A vivid portrait of Los Angeles during a turbulent decade.
MacArthur fellow Davis (Old Gods, New Enigmas: Marx’s Lost Theory, 2018, etc.) and Start Making Sense podcast host Wiener (Emeritus, History/Univ. of California, Irvine; How We Forgot the Cold War: A Historical Journey Across America, 2012, etc.) experienced firsthand the political, cultural, and social upheavals that roiled LA in the 1960s. Davis was the Los Angeles regional organizer for Students for a Democratic Society and a member of the Southern California branch of the Communist Party. Wiener, who had participated in anti-war and civil rights activism from the time he was in high school, arrived in LA in 1969, quickly becoming a reporter for Liberation News Service, which provided to underground and college papers around the country reports about strikes, anti-war protests, and incendiary events such as the efforts of the California regents to fire philosophy professor Angela Davis. In addition to their own recollections, the authors mine abundant archival sources and interviews to create a richly detailed portrait of a city that seethed with rebellious energy. Much of that energy came from civil rights activists, with LA serving as “a major laboratory for the Black Power experiment.” Building on “the template of Black nationalism,” Mexican Americans redefined themselves as Chicanas/os, fashioning their own ideology and identity, as did Asian Americans, who lobbied for ethnic studies programs and, at UCLA, published a monthly newspaper that publicized the Asian American movement. Feminist groups—liberal, radical, and socialist—burgeoned, as well. Because the Los Angeles Times “was firmly and loudly right-wing,” the LA Free Press emerged as the nation’s first and most influential underground paper, disseminating news about racial unrest (such as the Watts uprising of 1965), gay rights (such as the founding, in 1966, of a group calling itself Personal Rights in Defense and Education, or PRIDE), and the repressive actions of the police department, mayor, and the state’s governor, Ronald Reagan.
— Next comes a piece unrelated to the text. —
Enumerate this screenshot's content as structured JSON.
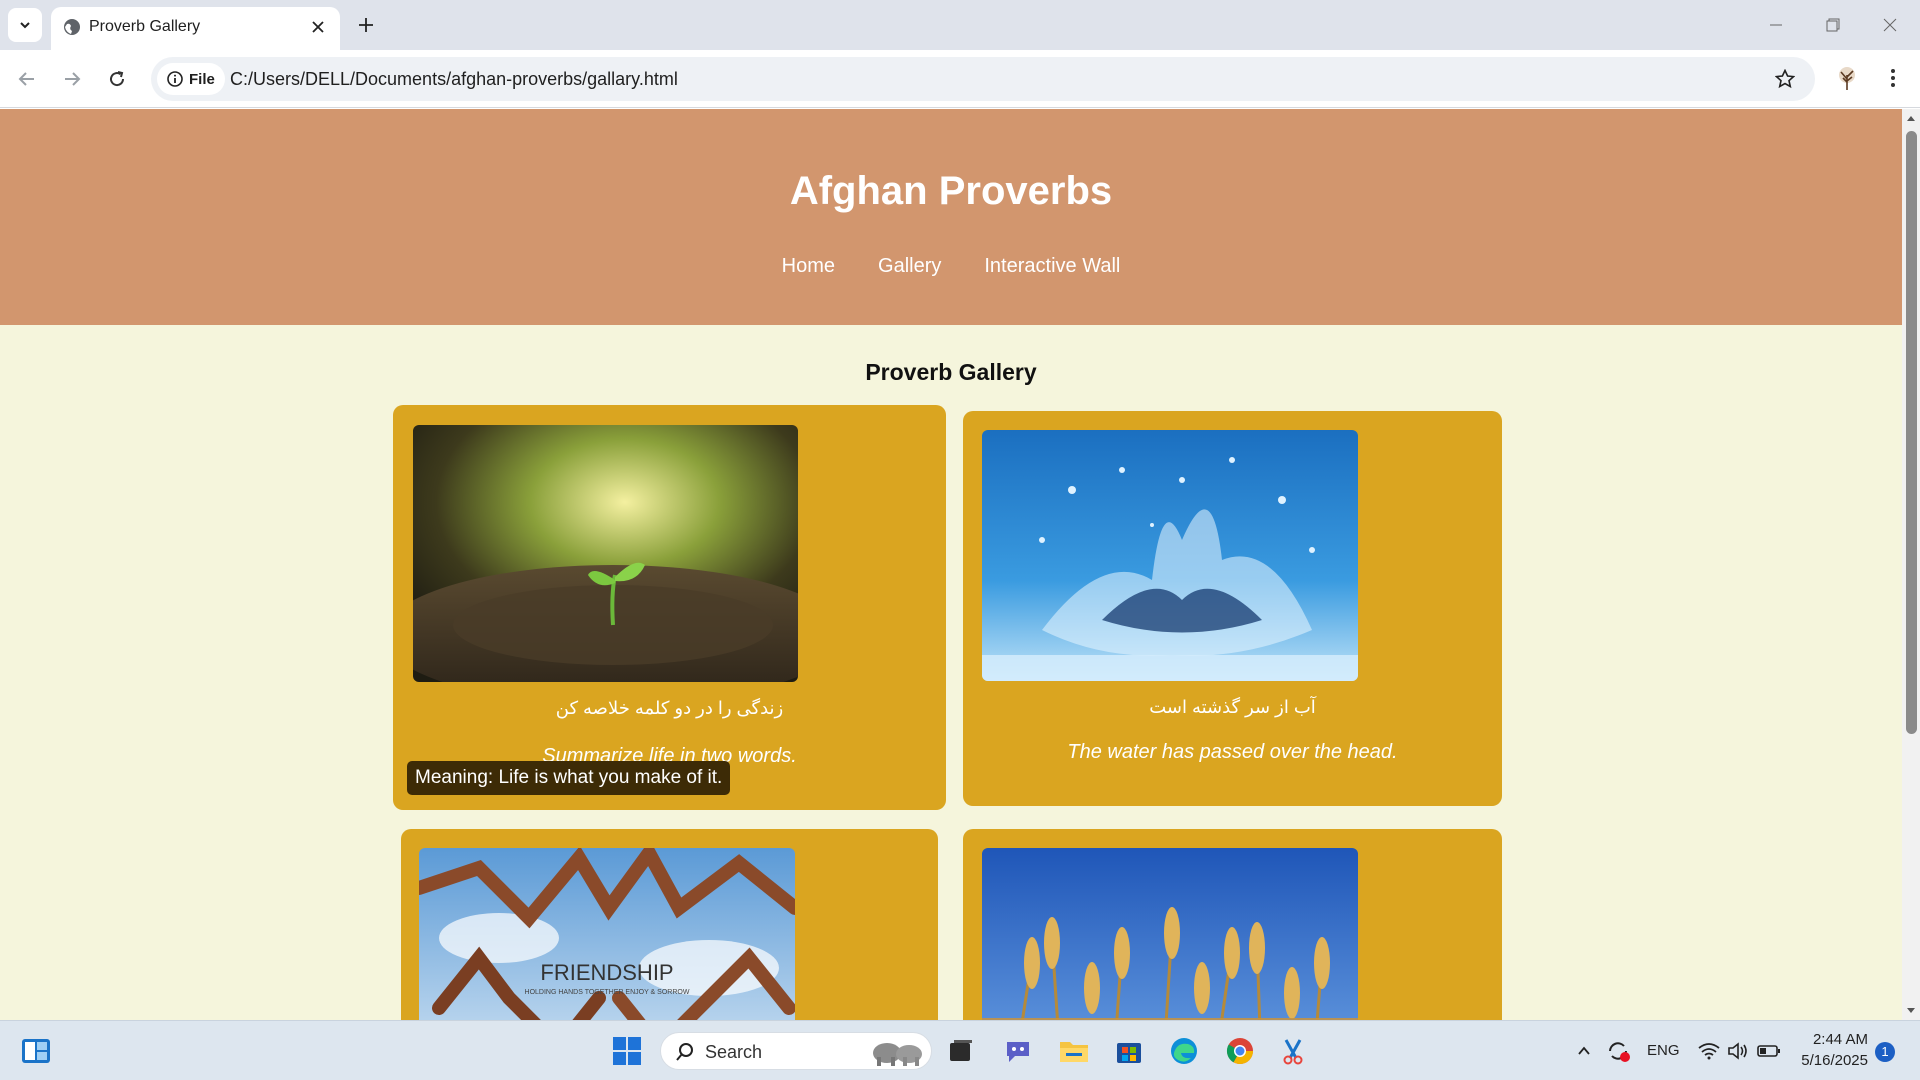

A spirited history of urban unrest that laid the groundwork and inspiration for future activists and reformers.